◆ **Work order**:
Among the entries below, how many lines have the word "Press"? Answer only with the number.

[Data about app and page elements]
◆ ◆ ◆ ◆
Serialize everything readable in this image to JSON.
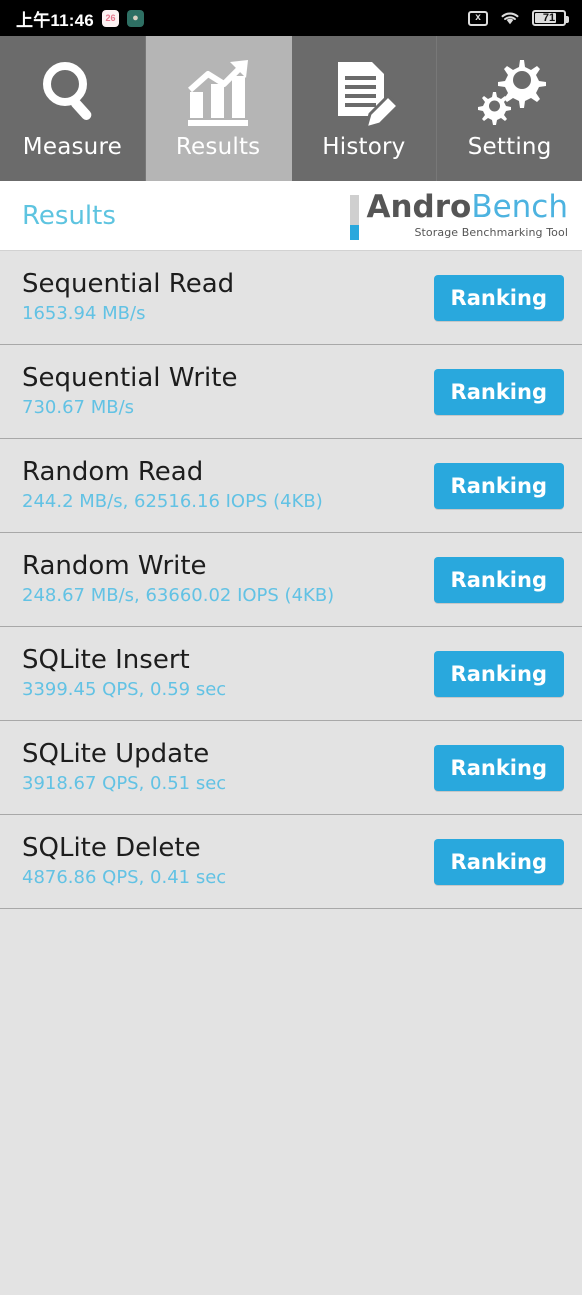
{
  "statusbar": {
    "clock": "上午11:46",
    "notifications": [
      {
        "icon": "calendar-icon",
        "label": "26"
      },
      {
        "icon": "app-icon",
        "label": ""
      }
    ],
    "no_sim_icon": "x",
    "wifi_icon": "wifi-icon",
    "battery_percent": "71",
    "battery_level": 71
  },
  "tabs": [
    {
      "label": "Measure",
      "icon": "magnifier-icon",
      "active": false
    },
    {
      "label": "Results",
      "icon": "bar-chart-icon",
      "active": true
    },
    {
      "label": "History",
      "icon": "document-pencil-icon",
      "active": false
    },
    {
      "label": "Setting",
      "icon": "gears-icon",
      "active": false
    }
  ],
  "header": {
    "title": "Results",
    "logo_primary": "Andro",
    "logo_secondary": "Bench",
    "logo_tagline": "Storage Benchmarking Tool"
  },
  "results": [
    {
      "title": "Sequential Read",
      "value": "1653.94 MB/s",
      "button": "Ranking"
    },
    {
      "title": "Sequential Write",
      "value": "730.67 MB/s",
      "button": "Ranking"
    },
    {
      "title": "Random Read",
      "value": "244.2 MB/s, 62516.16 IOPS (4KB)",
      "button": "Ranking"
    },
    {
      "title": "Random Write",
      "value": "248.67 MB/s, 63660.02 IOPS (4KB)",
      "button": "Ranking"
    },
    {
      "title": "SQLite Insert",
      "value": "3399.45 QPS, 0.59 sec",
      "button": "Ranking"
    },
    {
      "title": "SQLite Update",
      "value": "3918.67 QPS, 0.51 sec",
      "button": "Ranking"
    },
    {
      "title": "SQLite Delete",
      "value": "4876.86 QPS, 0.41 sec",
      "button": "Ranking"
    }
  ],
  "colors": {
    "accent_blue": "#29a8dd",
    "value_blue": "#62c2e4",
    "title_blue": "#5ec4e0",
    "list_bg": "#e3e3e3",
    "tab_inactive": "#6b6b6b",
    "tab_active": "#b5b5b5"
  }
}
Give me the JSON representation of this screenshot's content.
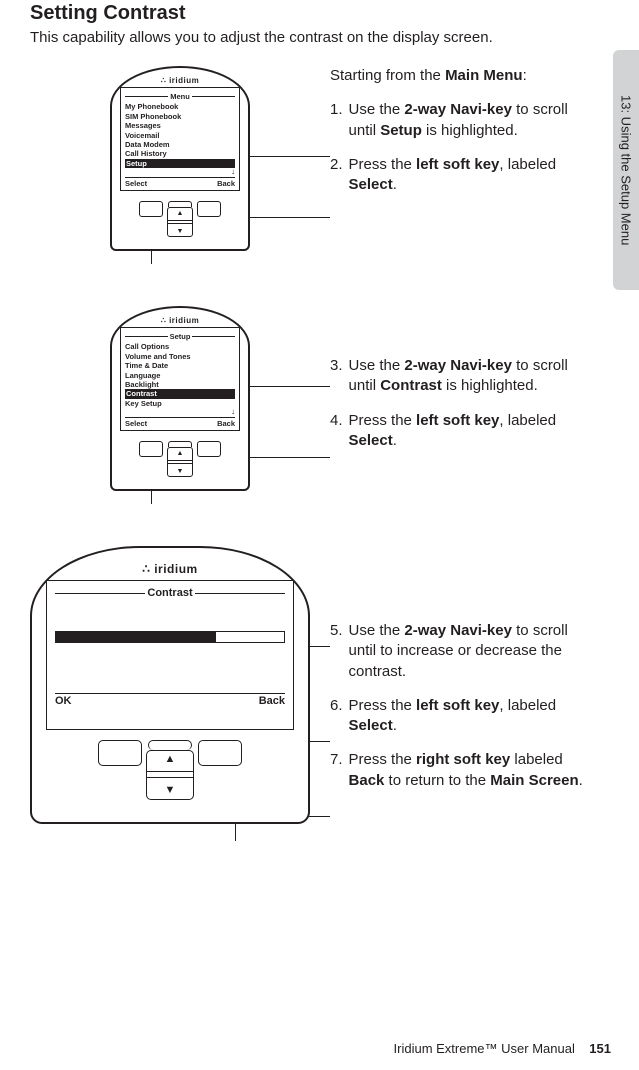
{
  "page": {
    "title": "Setting Contrast",
    "intro": "This capability allows you to adjust the contrast on the display screen.",
    "side_tab": "13: Using the Setup Menu",
    "footer_product": "Iridium Extreme™ User Manual",
    "footer_page": "151",
    "brand": "iridium"
  },
  "phone1": {
    "screen_title": "Menu",
    "items": [
      "My Phonebook",
      "SIM Phonebook",
      "Messages",
      "Voicemail",
      "Data Modem",
      "Call History",
      "Setup"
    ],
    "highlight_index": 6,
    "soft_left": "Select",
    "soft_right": "Back"
  },
  "phone2": {
    "screen_title": "Setup",
    "items": [
      "Call Options",
      "Volume and Tones",
      "Time & Date",
      "Language",
      "Backlight",
      "Contrast",
      "Key Setup"
    ],
    "highlight_index": 5,
    "soft_left": "Select",
    "soft_right": "Back"
  },
  "phone3": {
    "screen_title": "Contrast",
    "soft_left": "OK",
    "soft_right": "Back"
  },
  "steps": {
    "lead": "Starting from the ",
    "lead_bold": "Main Menu",
    "lead_tail": ":",
    "s1_a": "Use the ",
    "s1_b": "2-way Navi-key",
    "s1_c": " to scroll until ",
    "s1_d": "Setup",
    "s1_e": " is highlighted.",
    "s2_a": "Press the ",
    "s2_b": "left soft key",
    "s2_c": ", labeled ",
    "s2_d": "Select",
    "s2_e": ".",
    "s3_a": "Use the ",
    "s3_b": "2-way Navi-key",
    "s3_c": " to scroll until ",
    "s3_d": "Contrast",
    "s3_e": " is highlighted.",
    "s4_a": "Press the ",
    "s4_b": "left soft key",
    "s4_c": ", labeled ",
    "s4_d": "Select",
    "s4_e": ".",
    "s5_a": "Use the ",
    "s5_b": "2-way Navi-key",
    "s5_c": " to scroll until to increase or decrease the contrast.",
    "s6_a": "Press the ",
    "s6_b": "left soft key",
    "s6_c": ", labeled ",
    "s6_d": "Select",
    "s6_e": ".",
    "s7_a": "Press the ",
    "s7_b": "right soft key",
    "s7_c": " labeled ",
    "s7_d": "Back",
    "s7_e": " to return to the ",
    "s7_f": "Main Screen",
    "s7_g": "."
  },
  "nums": {
    "n1": "1.",
    "n2": "2.",
    "n3": "3.",
    "n4": "4.",
    "n5": "5.",
    "n6": "6.",
    "n7": "7."
  }
}
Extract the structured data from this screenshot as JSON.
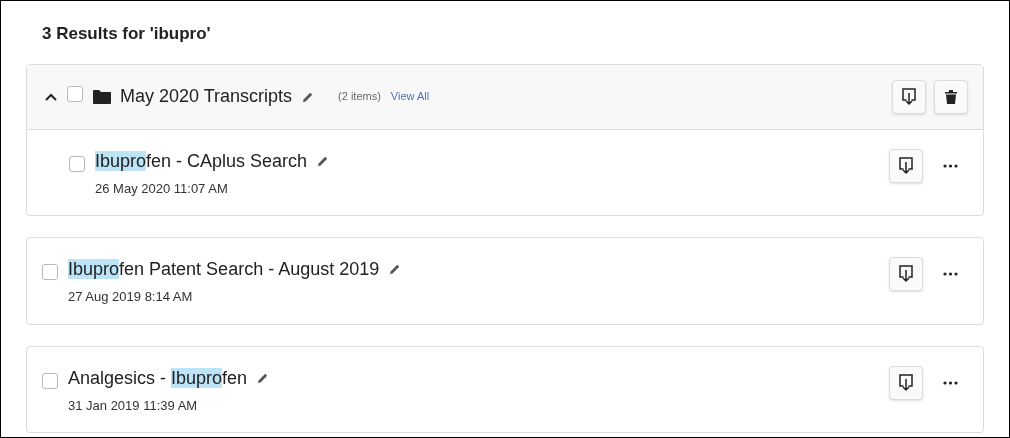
{
  "heading": "3 Results for 'ibupro'",
  "folder": {
    "name": "May 2020 Transcripts",
    "expanded": true,
    "checked": false,
    "count": "(2 items)",
    "link": "View All",
    "children": [
      {
        "checked": false,
        "title_parts": [
          {
            "text": "Ibupro",
            "highlighted": true
          },
          {
            "text": "fen - CAplus Search",
            "highlighted": false
          }
        ],
        "date": "26 May 2020 11:07 AM"
      }
    ]
  },
  "results": [
    {
      "checked": false,
      "title_parts": [
        {
          "text": "Ibupro",
          "highlighted": true
        },
        {
          "text": "fen Patent Search - August 2019",
          "highlighted": false
        }
      ],
      "date": "27 Aug 2019 8:14 AM"
    },
    {
      "checked": false,
      "title_parts": [
        {
          "text": "Analgesics - ",
          "highlighted": false
        },
        {
          "text": "Ibupro",
          "highlighted": true
        },
        {
          "text": "fen",
          "highlighted": false
        }
      ],
      "date": "31 Jan 2019 11:39 AM"
    }
  ]
}
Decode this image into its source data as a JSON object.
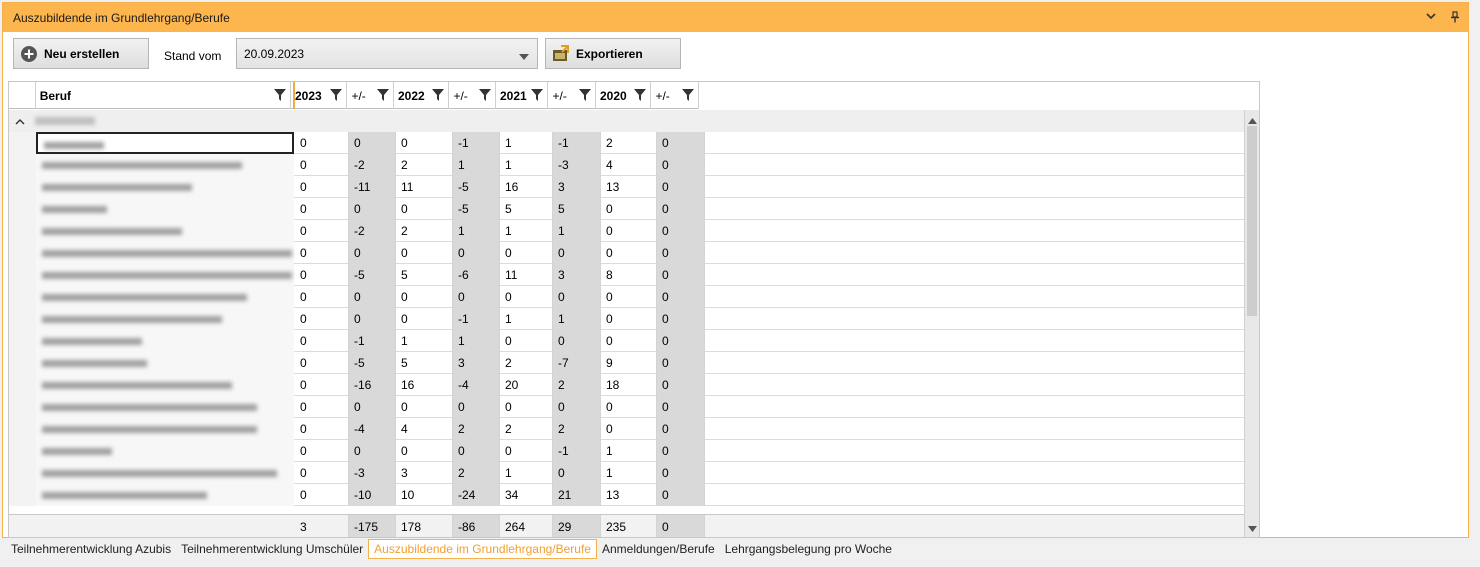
{
  "panel": {
    "title": "Auszubildende im Grundlehrgang/Berufe"
  },
  "toolbar": {
    "new_label": "Neu erstellen",
    "stand_label": "Stand vom",
    "stand_value": "20.09.2023",
    "export_label": "Exportieren"
  },
  "grid": {
    "columns": [
      "Beruf",
      "2023",
      "+/-",
      "2022",
      "+/-",
      "2021",
      "+/-",
      "2020",
      "+/-"
    ],
    "rows": [
      [
        "0",
        "0",
        "0",
        "-1",
        "1",
        "-1",
        "2",
        "0"
      ],
      [
        "0",
        "-2",
        "2",
        "1",
        "1",
        "-3",
        "4",
        "0"
      ],
      [
        "0",
        "-11",
        "11",
        "-5",
        "16",
        "3",
        "13",
        "0"
      ],
      [
        "0",
        "0",
        "0",
        "-5",
        "5",
        "5",
        "0",
        "0"
      ],
      [
        "0",
        "-2",
        "2",
        "1",
        "1",
        "1",
        "0",
        "0"
      ],
      [
        "0",
        "0",
        "0",
        "0",
        "0",
        "0",
        "0",
        "0"
      ],
      [
        "0",
        "-5",
        "5",
        "-6",
        "11",
        "3",
        "8",
        "0"
      ],
      [
        "0",
        "0",
        "0",
        "0",
        "0",
        "0",
        "0",
        "0"
      ],
      [
        "0",
        "0",
        "0",
        "-1",
        "1",
        "1",
        "0",
        "0"
      ],
      [
        "0",
        "-1",
        "1",
        "1",
        "0",
        "0",
        "0",
        "0"
      ],
      [
        "0",
        "-5",
        "5",
        "3",
        "2",
        "-7",
        "9",
        "0"
      ],
      [
        "0",
        "-16",
        "16",
        "-4",
        "20",
        "2",
        "18",
        "0"
      ],
      [
        "0",
        "0",
        "0",
        "0",
        "0",
        "0",
        "0",
        "0"
      ],
      [
        "0",
        "-4",
        "4",
        "2",
        "2",
        "2",
        "0",
        "0"
      ],
      [
        "0",
        "0",
        "0",
        "0",
        "0",
        "-1",
        "1",
        "0"
      ],
      [
        "0",
        "-3",
        "3",
        "2",
        "1",
        "0",
        "1",
        "0"
      ],
      [
        "0",
        "-10",
        "10",
        "-24",
        "34",
        "21",
        "13",
        "0"
      ]
    ],
    "totals": [
      "3",
      "-175",
      "178",
      "-86",
      "264",
      "29",
      "235",
      "0"
    ]
  },
  "tabs": [
    "Teilnehmerentwicklung Azubis",
    "Teilnehmerentwicklung Umschüler",
    "Auszubildende im Grundlehrgang/Berufe",
    "Anmeldungen/Berufe",
    "Lehrgangsbelegung pro Woche"
  ],
  "colors": {
    "accent": "#fdb54e",
    "delta_bg": "#d9d9d9"
  }
}
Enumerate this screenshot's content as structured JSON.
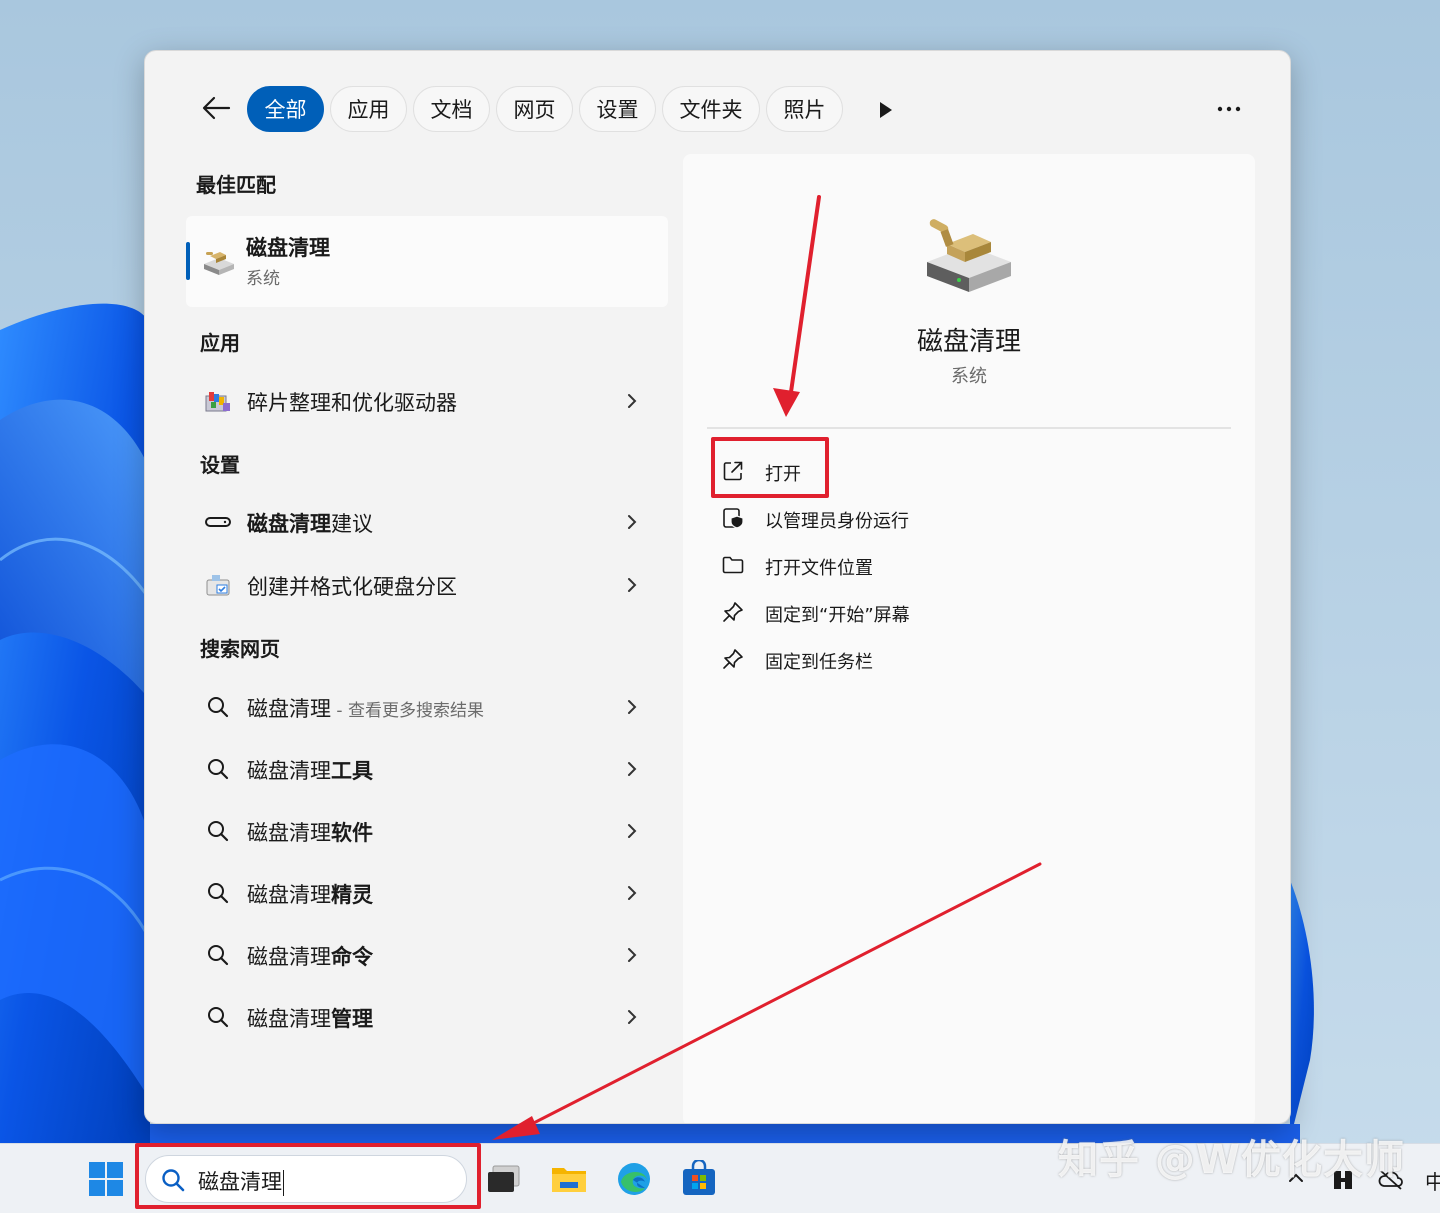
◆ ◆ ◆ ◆
◆ **Answer for this exercise**:
4